* EXTRACTED RECORDS *
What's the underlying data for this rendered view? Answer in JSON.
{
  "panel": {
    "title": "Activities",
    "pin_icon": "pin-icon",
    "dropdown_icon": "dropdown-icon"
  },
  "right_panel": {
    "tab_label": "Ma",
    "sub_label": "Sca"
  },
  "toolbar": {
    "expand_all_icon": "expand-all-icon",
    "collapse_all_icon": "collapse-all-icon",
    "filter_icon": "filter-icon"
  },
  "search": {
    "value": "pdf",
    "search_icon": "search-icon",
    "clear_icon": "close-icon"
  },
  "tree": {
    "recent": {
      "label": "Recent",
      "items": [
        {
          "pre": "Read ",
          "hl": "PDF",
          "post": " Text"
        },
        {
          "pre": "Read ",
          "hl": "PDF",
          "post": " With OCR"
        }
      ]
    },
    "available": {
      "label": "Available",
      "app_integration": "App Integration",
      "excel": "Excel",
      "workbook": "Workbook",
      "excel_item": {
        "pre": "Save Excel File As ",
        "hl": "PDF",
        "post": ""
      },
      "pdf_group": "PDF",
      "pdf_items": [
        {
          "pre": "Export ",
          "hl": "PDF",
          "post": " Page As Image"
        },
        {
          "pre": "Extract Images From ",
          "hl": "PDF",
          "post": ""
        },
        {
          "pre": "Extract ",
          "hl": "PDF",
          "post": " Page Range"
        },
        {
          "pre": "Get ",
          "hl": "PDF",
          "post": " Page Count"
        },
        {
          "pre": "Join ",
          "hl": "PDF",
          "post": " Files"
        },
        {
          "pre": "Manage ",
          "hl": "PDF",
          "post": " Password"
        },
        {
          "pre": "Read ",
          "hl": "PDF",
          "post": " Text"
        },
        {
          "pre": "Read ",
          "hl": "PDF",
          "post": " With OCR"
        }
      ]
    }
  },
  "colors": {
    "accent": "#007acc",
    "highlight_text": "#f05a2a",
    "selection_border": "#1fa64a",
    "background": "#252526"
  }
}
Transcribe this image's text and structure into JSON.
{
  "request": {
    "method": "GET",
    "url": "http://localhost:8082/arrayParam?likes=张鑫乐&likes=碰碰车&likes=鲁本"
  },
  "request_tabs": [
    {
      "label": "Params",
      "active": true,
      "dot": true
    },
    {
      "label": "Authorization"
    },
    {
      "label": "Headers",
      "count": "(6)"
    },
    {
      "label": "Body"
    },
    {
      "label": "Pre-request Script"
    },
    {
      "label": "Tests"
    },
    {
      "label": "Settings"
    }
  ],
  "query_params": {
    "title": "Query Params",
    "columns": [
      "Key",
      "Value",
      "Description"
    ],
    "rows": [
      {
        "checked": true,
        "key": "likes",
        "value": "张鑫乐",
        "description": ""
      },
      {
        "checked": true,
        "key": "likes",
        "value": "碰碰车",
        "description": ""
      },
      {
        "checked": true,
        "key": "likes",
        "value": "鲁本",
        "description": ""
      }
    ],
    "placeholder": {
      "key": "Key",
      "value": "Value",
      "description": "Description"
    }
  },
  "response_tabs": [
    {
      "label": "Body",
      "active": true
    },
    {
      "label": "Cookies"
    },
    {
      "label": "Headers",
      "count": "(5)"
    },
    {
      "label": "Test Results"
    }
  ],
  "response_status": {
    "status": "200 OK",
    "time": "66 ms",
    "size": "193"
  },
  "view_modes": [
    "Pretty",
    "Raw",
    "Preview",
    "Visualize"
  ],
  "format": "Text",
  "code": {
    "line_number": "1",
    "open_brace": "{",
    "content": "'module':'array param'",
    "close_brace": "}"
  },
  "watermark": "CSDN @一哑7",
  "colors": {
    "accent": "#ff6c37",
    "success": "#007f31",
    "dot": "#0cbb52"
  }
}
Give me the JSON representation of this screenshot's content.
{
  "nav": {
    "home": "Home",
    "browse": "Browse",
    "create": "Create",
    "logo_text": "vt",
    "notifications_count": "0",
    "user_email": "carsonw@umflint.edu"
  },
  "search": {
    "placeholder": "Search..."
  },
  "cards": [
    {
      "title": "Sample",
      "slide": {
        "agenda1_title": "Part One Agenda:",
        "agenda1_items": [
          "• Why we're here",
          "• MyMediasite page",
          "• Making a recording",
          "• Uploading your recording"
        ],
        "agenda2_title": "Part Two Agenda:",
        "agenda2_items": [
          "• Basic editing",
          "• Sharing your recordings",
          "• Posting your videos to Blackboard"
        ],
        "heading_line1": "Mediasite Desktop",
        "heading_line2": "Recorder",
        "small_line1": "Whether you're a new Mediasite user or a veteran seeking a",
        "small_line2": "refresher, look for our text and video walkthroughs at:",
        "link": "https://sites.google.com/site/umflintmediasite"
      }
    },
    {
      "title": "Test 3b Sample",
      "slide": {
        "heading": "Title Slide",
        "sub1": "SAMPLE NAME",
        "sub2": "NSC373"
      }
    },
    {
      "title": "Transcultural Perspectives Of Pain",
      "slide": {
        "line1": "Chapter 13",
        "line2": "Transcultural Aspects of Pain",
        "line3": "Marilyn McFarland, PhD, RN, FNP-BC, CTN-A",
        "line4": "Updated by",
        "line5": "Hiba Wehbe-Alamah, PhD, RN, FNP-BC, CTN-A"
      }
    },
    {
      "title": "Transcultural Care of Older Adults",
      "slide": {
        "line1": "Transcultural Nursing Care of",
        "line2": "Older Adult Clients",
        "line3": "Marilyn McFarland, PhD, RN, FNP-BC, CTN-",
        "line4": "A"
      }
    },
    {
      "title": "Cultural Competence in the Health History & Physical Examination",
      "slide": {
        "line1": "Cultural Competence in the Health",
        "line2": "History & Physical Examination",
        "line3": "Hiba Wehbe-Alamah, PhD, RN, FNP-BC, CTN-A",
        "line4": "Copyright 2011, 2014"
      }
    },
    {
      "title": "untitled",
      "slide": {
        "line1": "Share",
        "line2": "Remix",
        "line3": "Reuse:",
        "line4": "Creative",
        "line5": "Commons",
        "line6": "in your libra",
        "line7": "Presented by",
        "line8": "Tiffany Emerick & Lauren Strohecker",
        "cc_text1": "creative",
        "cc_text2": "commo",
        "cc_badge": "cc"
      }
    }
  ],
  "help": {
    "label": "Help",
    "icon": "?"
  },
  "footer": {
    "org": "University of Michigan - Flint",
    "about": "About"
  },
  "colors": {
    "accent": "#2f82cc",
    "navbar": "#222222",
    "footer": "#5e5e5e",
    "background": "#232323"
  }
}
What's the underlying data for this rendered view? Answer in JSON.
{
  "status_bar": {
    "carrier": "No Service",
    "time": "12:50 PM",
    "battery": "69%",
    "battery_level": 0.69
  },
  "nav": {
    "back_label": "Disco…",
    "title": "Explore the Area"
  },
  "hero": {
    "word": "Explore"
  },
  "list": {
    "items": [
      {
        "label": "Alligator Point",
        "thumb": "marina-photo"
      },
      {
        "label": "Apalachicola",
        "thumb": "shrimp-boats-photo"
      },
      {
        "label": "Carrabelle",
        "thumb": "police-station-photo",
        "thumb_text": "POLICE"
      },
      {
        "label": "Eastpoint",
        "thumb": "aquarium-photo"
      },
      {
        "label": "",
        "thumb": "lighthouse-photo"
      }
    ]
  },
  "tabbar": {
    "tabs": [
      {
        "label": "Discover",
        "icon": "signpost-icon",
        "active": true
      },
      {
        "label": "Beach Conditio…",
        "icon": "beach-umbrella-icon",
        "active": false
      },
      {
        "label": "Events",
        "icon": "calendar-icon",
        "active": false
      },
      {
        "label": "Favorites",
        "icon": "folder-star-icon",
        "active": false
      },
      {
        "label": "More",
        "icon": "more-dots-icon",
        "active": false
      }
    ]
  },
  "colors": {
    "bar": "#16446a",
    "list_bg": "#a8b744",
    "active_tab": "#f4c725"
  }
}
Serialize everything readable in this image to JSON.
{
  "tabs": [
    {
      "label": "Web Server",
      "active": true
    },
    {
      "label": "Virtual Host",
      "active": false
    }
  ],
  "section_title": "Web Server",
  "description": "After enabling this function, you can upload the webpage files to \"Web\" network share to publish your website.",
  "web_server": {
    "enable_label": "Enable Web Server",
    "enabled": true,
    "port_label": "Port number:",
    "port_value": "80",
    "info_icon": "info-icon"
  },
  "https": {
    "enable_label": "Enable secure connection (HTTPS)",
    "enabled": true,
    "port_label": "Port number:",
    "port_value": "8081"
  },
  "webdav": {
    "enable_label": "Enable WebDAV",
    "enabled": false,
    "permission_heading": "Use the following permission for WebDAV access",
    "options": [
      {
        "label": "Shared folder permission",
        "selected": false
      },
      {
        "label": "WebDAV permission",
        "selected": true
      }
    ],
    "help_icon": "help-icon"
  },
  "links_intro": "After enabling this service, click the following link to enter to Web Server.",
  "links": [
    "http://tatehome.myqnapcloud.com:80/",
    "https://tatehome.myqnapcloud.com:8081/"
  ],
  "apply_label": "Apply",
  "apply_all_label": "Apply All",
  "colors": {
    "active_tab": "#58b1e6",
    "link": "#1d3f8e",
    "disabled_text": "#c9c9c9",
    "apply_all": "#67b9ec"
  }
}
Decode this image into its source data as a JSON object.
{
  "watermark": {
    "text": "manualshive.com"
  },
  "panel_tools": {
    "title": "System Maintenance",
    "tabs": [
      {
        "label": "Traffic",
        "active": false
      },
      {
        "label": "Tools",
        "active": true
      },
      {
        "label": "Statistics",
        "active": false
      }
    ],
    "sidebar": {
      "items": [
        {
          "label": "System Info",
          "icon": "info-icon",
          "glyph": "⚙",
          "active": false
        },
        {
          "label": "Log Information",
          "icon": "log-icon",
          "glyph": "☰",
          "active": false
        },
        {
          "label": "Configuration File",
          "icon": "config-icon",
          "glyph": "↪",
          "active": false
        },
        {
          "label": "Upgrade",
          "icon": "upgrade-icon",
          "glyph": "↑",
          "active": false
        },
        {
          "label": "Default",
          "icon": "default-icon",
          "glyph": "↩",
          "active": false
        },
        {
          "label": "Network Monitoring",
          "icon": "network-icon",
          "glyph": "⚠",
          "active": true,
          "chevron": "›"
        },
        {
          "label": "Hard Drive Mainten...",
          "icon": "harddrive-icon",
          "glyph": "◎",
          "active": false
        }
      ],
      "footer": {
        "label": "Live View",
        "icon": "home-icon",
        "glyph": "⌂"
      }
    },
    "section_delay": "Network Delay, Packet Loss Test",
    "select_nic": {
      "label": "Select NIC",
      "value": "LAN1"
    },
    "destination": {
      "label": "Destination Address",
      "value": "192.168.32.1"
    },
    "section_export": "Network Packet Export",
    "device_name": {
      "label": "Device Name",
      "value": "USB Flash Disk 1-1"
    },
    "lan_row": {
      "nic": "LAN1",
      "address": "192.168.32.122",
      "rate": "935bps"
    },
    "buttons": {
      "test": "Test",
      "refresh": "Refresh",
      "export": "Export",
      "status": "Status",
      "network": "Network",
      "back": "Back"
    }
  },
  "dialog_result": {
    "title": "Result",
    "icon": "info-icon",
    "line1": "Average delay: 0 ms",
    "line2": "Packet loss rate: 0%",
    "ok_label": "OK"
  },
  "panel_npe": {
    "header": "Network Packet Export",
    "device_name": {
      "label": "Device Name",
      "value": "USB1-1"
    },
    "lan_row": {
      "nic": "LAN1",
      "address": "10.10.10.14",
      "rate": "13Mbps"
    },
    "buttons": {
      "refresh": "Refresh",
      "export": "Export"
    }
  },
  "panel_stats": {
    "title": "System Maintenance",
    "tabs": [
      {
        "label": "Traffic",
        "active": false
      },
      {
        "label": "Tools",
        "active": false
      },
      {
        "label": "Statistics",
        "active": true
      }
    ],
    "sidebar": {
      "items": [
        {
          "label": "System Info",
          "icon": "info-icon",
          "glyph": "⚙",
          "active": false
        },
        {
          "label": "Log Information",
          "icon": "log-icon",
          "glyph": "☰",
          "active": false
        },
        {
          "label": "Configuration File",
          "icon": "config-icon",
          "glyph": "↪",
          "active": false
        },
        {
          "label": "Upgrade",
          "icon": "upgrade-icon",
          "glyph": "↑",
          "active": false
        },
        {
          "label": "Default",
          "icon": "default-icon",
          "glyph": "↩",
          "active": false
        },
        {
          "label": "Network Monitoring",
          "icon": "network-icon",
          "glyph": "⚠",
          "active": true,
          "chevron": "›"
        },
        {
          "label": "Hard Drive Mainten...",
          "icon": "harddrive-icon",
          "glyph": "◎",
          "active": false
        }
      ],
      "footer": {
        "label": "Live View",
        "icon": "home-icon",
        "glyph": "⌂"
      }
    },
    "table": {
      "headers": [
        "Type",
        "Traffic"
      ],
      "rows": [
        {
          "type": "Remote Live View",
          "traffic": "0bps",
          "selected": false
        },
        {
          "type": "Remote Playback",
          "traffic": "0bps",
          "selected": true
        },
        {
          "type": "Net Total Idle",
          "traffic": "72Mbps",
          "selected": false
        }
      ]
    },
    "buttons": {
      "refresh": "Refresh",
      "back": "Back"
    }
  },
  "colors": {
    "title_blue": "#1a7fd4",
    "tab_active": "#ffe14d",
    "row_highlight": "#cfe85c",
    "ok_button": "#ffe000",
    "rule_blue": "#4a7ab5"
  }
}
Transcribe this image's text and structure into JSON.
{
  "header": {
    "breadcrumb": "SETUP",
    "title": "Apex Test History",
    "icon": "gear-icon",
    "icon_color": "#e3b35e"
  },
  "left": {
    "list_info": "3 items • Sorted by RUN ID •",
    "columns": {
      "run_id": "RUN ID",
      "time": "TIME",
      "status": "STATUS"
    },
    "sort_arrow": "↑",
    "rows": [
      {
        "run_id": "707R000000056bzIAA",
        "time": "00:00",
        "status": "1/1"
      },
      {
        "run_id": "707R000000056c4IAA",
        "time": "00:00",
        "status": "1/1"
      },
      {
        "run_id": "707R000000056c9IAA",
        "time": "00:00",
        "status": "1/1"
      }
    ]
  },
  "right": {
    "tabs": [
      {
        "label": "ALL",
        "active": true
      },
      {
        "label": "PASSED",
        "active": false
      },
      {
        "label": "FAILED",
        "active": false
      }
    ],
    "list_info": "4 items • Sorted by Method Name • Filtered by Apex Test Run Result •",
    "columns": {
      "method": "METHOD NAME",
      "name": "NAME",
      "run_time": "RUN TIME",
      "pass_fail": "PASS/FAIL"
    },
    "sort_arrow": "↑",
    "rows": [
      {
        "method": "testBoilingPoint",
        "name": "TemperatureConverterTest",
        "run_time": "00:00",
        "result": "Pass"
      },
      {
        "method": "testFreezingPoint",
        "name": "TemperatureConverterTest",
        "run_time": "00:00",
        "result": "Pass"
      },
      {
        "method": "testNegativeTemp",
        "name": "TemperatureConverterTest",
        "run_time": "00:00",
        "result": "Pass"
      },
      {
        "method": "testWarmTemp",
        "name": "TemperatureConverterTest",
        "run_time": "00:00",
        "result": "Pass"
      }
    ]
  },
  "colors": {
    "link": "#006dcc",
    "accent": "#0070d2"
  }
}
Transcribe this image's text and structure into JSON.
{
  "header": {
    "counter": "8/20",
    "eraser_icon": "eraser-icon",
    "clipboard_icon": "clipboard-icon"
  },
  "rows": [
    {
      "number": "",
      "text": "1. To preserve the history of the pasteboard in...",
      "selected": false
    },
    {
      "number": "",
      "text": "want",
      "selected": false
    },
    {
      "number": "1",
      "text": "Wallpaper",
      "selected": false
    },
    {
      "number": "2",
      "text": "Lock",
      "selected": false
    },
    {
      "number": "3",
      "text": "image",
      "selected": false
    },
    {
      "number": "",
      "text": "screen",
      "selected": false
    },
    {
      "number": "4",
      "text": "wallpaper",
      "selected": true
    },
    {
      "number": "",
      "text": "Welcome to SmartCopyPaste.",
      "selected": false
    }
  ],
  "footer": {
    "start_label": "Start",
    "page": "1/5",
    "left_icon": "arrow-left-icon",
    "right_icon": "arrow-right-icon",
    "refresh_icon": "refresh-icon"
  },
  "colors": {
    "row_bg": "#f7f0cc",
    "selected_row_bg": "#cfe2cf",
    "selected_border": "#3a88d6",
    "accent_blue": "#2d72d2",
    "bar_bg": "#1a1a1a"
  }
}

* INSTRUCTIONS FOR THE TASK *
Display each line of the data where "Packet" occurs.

* RESPONSE TO THIS TASK *
    "section_delay": "Network Delay, Packet Loss Test",
    "section_export": "Network Packet Export",
    "line2": "Packet loss rate: 0%",
    "header": "Network Packet Export",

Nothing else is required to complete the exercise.